==== INFORMATION SUPPLIED ====
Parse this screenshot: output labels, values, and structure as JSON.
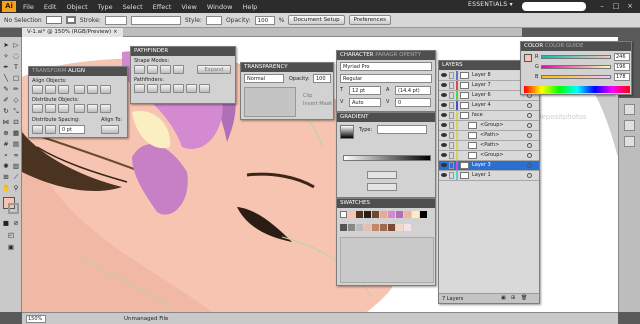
{
  "menubar": {
    "app_logo": "Ai",
    "items": [
      "File",
      "Edit",
      "Object",
      "Type",
      "Select",
      "Effect",
      "View",
      "Window",
      "Help"
    ],
    "workspace": "ESSENTIALS ▾"
  },
  "control": {
    "selection": "No Selection",
    "stroke_label": "Stroke:",
    "style_label": "Style:",
    "opacity_label": "Opacity:",
    "opacity_value": "100",
    "opacity_unit": "%",
    "doc_setup": "Document Setup",
    "preferences": "Preferences"
  },
  "document": {
    "tab_title": "V-1.ai* @ 150% (RGB/Preview)",
    "tab_close": "×"
  },
  "status": {
    "zoom": "150%",
    "info": "Unmanaged File"
  },
  "transform_panel": {
    "tabs": "TRANSFORM",
    "tab_active": "ALIGN",
    "align_objects": "Align Objects:",
    "distribute_objects": "Distribute Objects:",
    "distribute_spacing": "Distribute Spacing:",
    "align_to": "Align To:",
    "spacing_value": "0 pt"
  },
  "pathfinder_panel": {
    "title": "PATHFINDER",
    "shape_modes": "Shape Modes:",
    "pathfinders": "Pathfinders:",
    "expand": "Expand"
  },
  "transparency_panel": {
    "title": "TRANSPARENCY",
    "blend_mode": "Normal",
    "opacity_label": "Opacity:",
    "opacity_value": "100",
    "clip": "Clip",
    "invert_mask": "Invert Mask"
  },
  "character_panel": {
    "tab_active": "CHARACTER",
    "tab_other": "PARAGR OPENTY",
    "font": "Myriad Pro",
    "style": "Regular",
    "size": "12 pt",
    "leading": "(14.4 pt)",
    "kerning": "Auto",
    "tracking": "0"
  },
  "gradient_panel": {
    "title": "GRADIENT",
    "type_label": "Type:"
  },
  "swatches_panel": {
    "title": "SWATCHES"
  },
  "layers_panel": {
    "title": "LAYERS",
    "rows": [
      {
        "name": "Layer 8",
        "color": "#4a7bd6"
      },
      {
        "name": "Layer 7",
        "color": "#d64a4a"
      },
      {
        "name": "Layer 6",
        "color": "#4ad64a"
      },
      {
        "name": "Layer 4",
        "color": "#4a4ad6"
      },
      {
        "name": "face",
        "color": "#d6d64a"
      },
      {
        "name": "<Group>",
        "color": "#d6d64a"
      },
      {
        "name": "<Path>",
        "color": "#d6d64a"
      },
      {
        "name": "<Path>",
        "color": "#d6d64a"
      },
      {
        "name": "<Group>",
        "color": "#d6d64a"
      },
      {
        "name": "Layer 3",
        "color": "#d64ad6"
      },
      {
        "name": "Layer 1",
        "color": "#4ad6d6"
      }
    ],
    "selected_index": 9,
    "footer": "7 Layers"
  },
  "color_panel": {
    "tab_active": "COLOR",
    "tab_other": "COLOR GUIDE",
    "channels": [
      {
        "label": "R",
        "value": "246"
      },
      {
        "label": "G",
        "value": "196"
      },
      {
        "label": "B",
        "value": "178"
      }
    ]
  },
  "colors": {
    "skin": "#f7c4b2",
    "skin_shadow": "#f0b5a2",
    "petal": "#d38ad0",
    "petal_dark": "#b070b8",
    "hair": "#4a3421",
    "accent_fill": "#f6c4b2"
  },
  "watermark": "depositphotos"
}
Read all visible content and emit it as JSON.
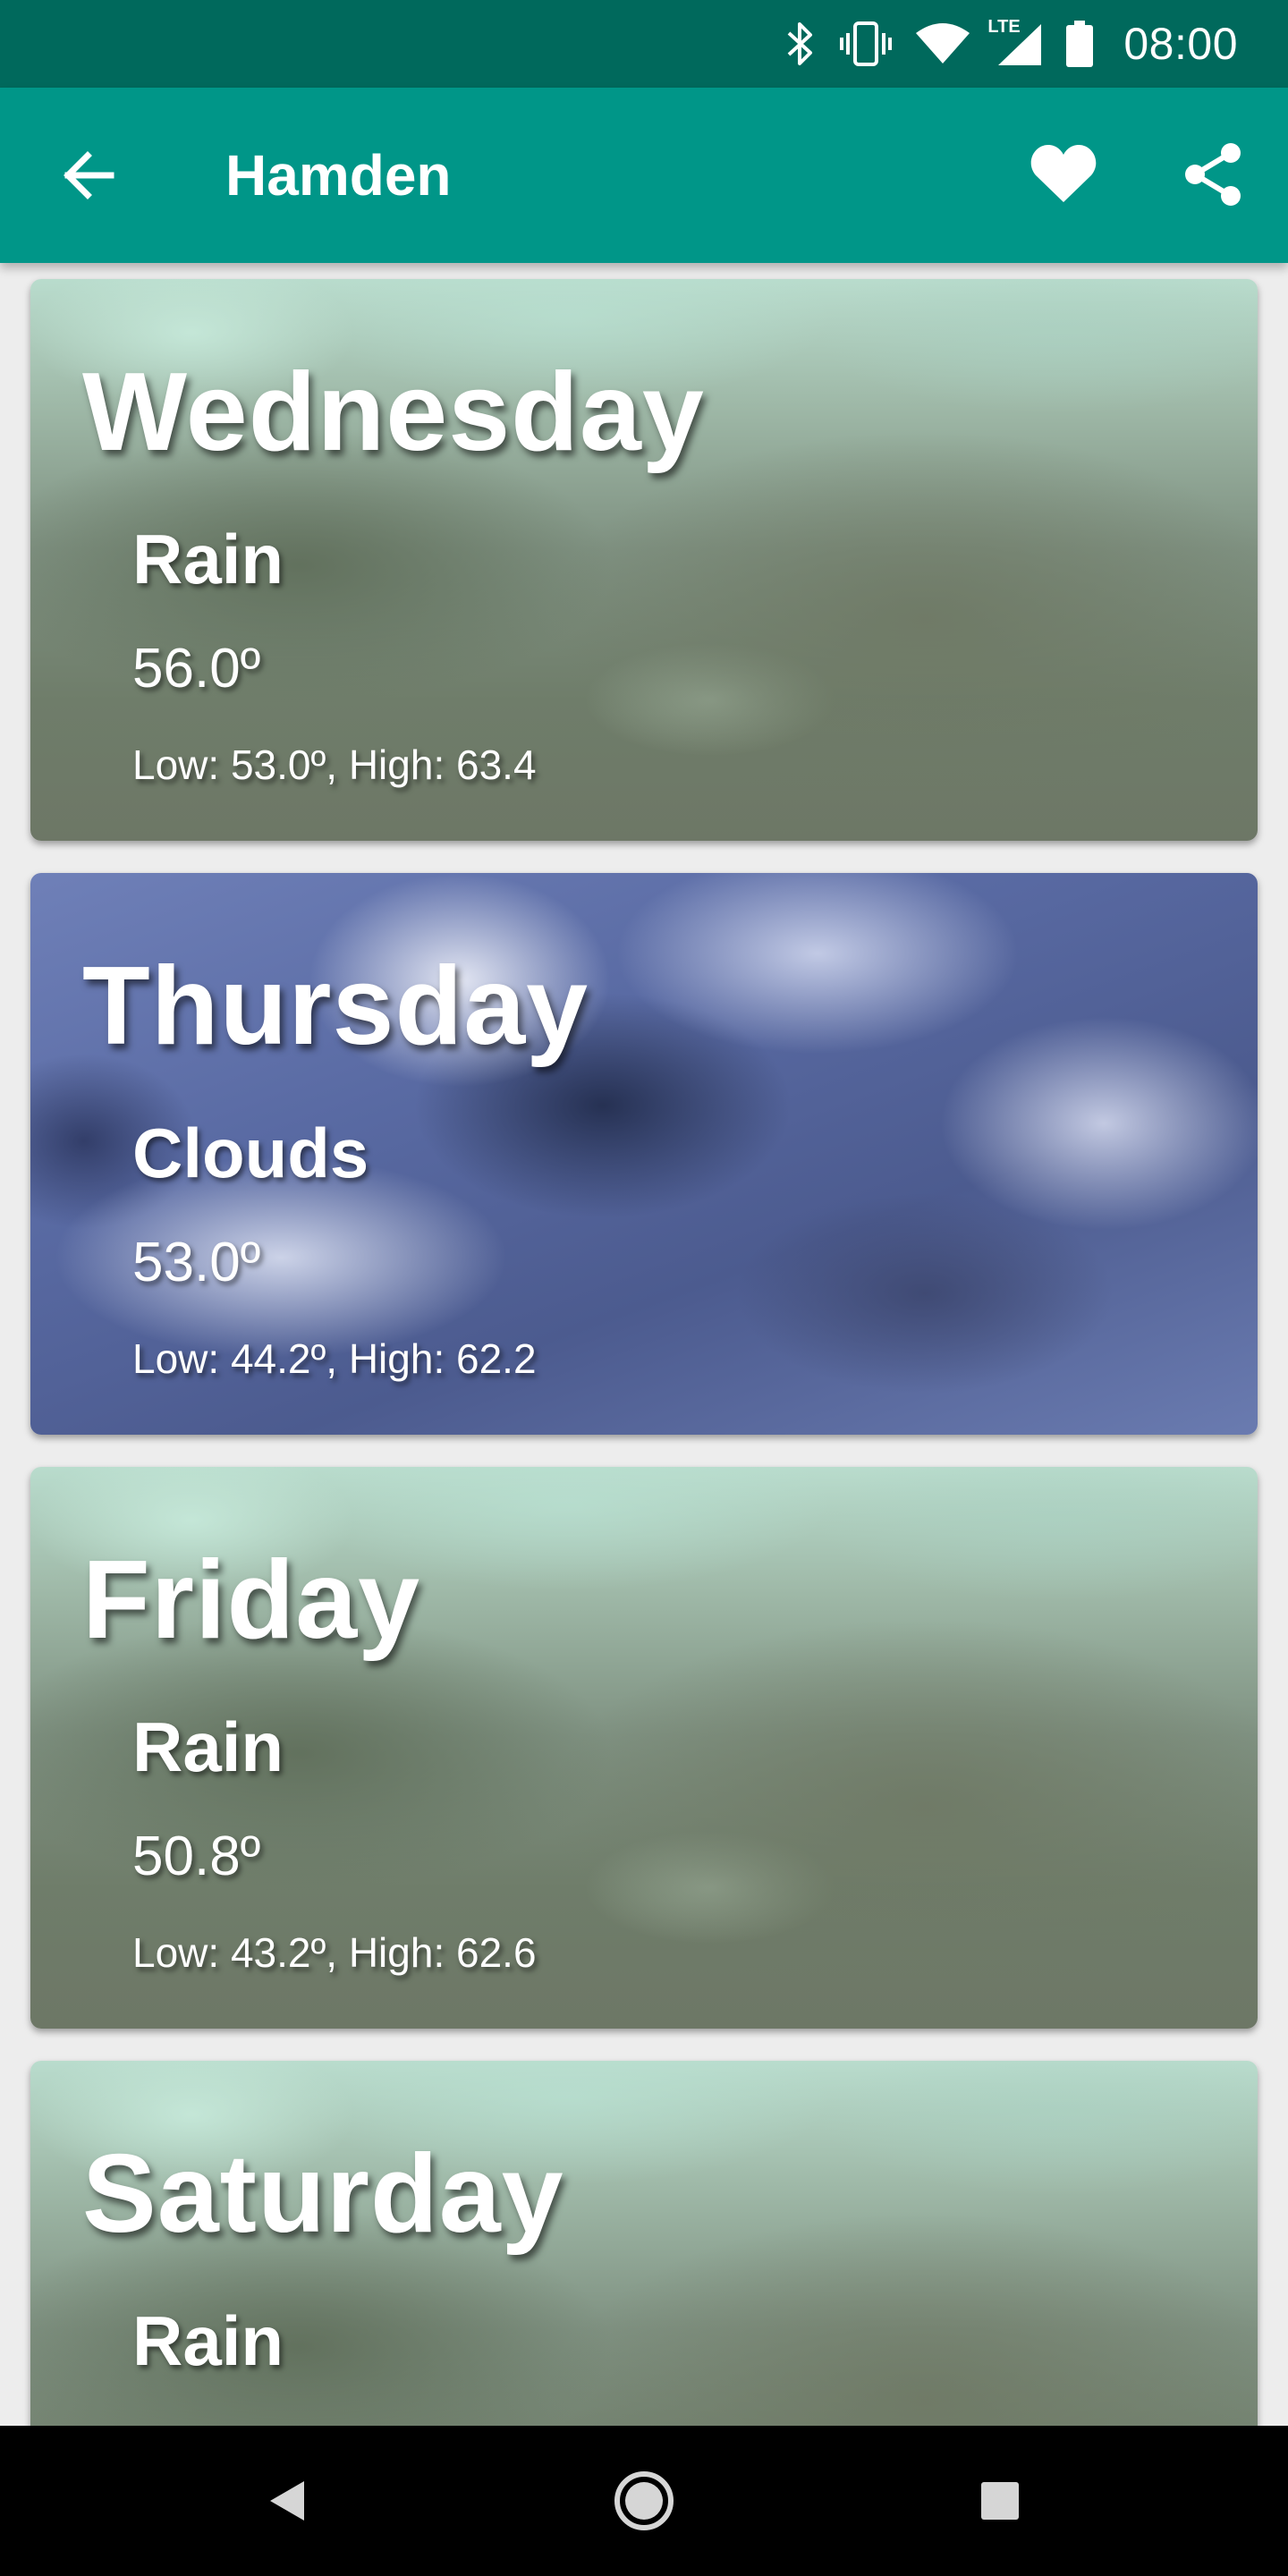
{
  "status_bar": {
    "time": "08:00",
    "icons": [
      "bluetooth-icon",
      "vibrate-icon",
      "wifi-icon",
      "lte-signal-icon",
      "battery-icon"
    ],
    "network_label": "LTE"
  },
  "app_bar": {
    "title": "Hamden",
    "back_icon": "arrow-back-icon",
    "favorite_icon": "heart-icon",
    "share_icon": "share-icon"
  },
  "forecast": [
    {
      "day": "Wednesday",
      "condition": "Rain",
      "temp": "56.0º",
      "range": "Low: 53.0º, High: 63.4",
      "background": "rain"
    },
    {
      "day": "Thursday",
      "condition": "Clouds",
      "temp": "53.0º",
      "range": "Low: 44.2º, High: 62.2",
      "background": "clouds"
    },
    {
      "day": "Friday",
      "condition": "Rain",
      "temp": "50.8º",
      "range": "Low: 43.2º, High: 62.6",
      "background": "rain"
    },
    {
      "day": "Saturday",
      "condition": "Rain",
      "temp": "",
      "range": "",
      "background": "rain"
    }
  ],
  "nav_bar": {
    "buttons": [
      "back-triangle-icon",
      "home-circle-icon",
      "recents-square-icon"
    ]
  },
  "colors": {
    "status_bar": "#00695c",
    "app_bar": "#009688",
    "nav_bar": "#000000",
    "text_on_primary": "#ffffff"
  }
}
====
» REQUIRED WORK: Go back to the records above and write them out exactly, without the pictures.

» TASK ANSWER:
Parse this screenshot: output labels, values, and structure as JSON.
{
  "menubar": {
    "app_logo": "Ai",
    "items": [
      "File",
      "Edit",
      "Object",
      "Type",
      "Select",
      "Effect",
      "View",
      "Window",
      "Help"
    ],
    "workspace": "ESSENTIALS ▾"
  },
  "control": {
    "selection": "No Selection",
    "stroke_label": "Stroke:",
    "style_label": "Style:",
    "opacity_label": "Opacity:",
    "opacity_value": "100",
    "opacity_unit": "%",
    "doc_setup": "Document Setup",
    "preferences": "Preferences"
  },
  "document": {
    "tab_title": "V-1.ai* @ 150% (RGB/Preview)",
    "tab_close": "×"
  },
  "status": {
    "zoom": "150%",
    "info": "Unmanaged File"
  },
  "transform_panel": {
    "tabs": "TRANSFORM",
    "tab_active": "ALIGN",
    "align_objects": "Align Objects:",
    "distribute_objects": "Distribute Objects:",
    "distribute_spacing": "Distribute Spacing:",
    "align_to": "Align To:",
    "spacing_value": "0 pt"
  },
  "pathfinder_panel": {
    "title": "PATHFINDER",
    "shape_modes": "Shape Modes:",
    "pathfinders": "Pathfinders:",
    "expand": "Expand"
  },
  "transparency_panel": {
    "title": "TRANSPARENCY",
    "blend_mode": "Normal",
    "opacity_label": "Opacity:",
    "opacity_value": "100",
    "clip": "Clip",
    "invert_mask": "Invert Mask"
  },
  "character_panel": {
    "tab_active": "CHARACTER",
    "tab_other": "PARAGR OPENTY",
    "font": "Myriad Pro",
    "style": "Regular",
    "size": "12 pt",
    "leading": "(14.4 pt)",
    "kerning": "Auto",
    "tracking": "0"
  },
  "gradient_panel": {
    "title": "GRADIENT",
    "type_label": "Type:"
  },
  "swatches_panel": {
    "title": "SWATCHES"
  },
  "layers_panel": {
    "title": "LAYERS",
    "rows": [
      {
        "name": "Layer 8",
        "color": "#4a7bd6"
      },
      {
        "name": "Layer 7",
        "color": "#d64a4a"
      },
      {
        "name": "Layer 6",
        "color": "#4ad64a"
      },
      {
        "name": "Layer 4",
        "color": "#4a4ad6"
      },
      {
        "name": "face",
        "color": "#d6d64a"
      },
      {
        "name": "<Group>",
        "color": "#d6d64a"
      },
      {
        "name": "<Path>",
        "color": "#d6d64a"
      },
      {
        "name": "<Path>",
        "color": "#d6d64a"
      },
      {
        "name": "<Group>",
        "color": "#d6d64a"
      },
      {
        "name": "Layer 3",
        "color": "#d64ad6"
      },
      {
        "name": "Layer 1",
        "color": "#4ad6d6"
      }
    ],
    "selected_index": 9,
    "footer": "7 Layers"
  },
  "color_panel": {
    "tab_active": "COLOR",
    "tab_other": "COLOR GUIDE",
    "channels": [
      {
        "label": "R",
        "value": "246"
      },
      {
        "label": "G",
        "value": "196"
      },
      {
        "label": "B",
        "value": "178"
      }
    ]
  },
  "colors": {
    "skin": "#f7c4b2",
    "skin_shadow": "#f0b5a2",
    "petal": "#d38ad0",
    "petal_dark": "#b070b8",
    "hair": "#4a3421",
    "accent_fill": "#f6c4b2"
  },
  "watermark": "depositphotos"
}
Read all visible content and emit it as JSON.
{
  "status_bar": {
    "time": "08:00",
    "icons": [
      "bluetooth-icon",
      "vibrate-icon",
      "wifi-icon",
      "lte-signal-icon",
      "battery-icon"
    ],
    "network_label": "LTE"
  },
  "app_bar": {
    "title": "Hamden",
    "back_icon": "arrow-back-icon",
    "favorite_icon": "heart-icon",
    "share_icon": "share-icon"
  },
  "forecast": [
    {
      "day": "Wednesday",
      "condition": "Rain",
      "temp": "56.0º",
      "range": "Low: 53.0º, High: 63.4",
      "background": "rain"
    },
    {
      "day": "Thursday",
      "condition": "Clouds",
      "temp": "53.0º",
      "range": "Low: 44.2º, High: 62.2",
      "background": "clouds"
    },
    {
      "day": "Friday",
      "condition": "Rain",
      "temp": "50.8º",
      "range": "Low: 43.2º, High: 62.6",
      "background": "rain"
    },
    {
      "day": "Saturday",
      "condition": "Rain",
      "temp": "",
      "range": "",
      "background": "rain"
    }
  ],
  "nav_bar": {
    "buttons": [
      "back-triangle-icon",
      "home-circle-icon",
      "recents-square-icon"
    ]
  },
  "colors": {
    "status_bar": "#00695c",
    "app_bar": "#009688",
    "nav_bar": "#000000",
    "text_on_primary": "#ffffff"
  }
}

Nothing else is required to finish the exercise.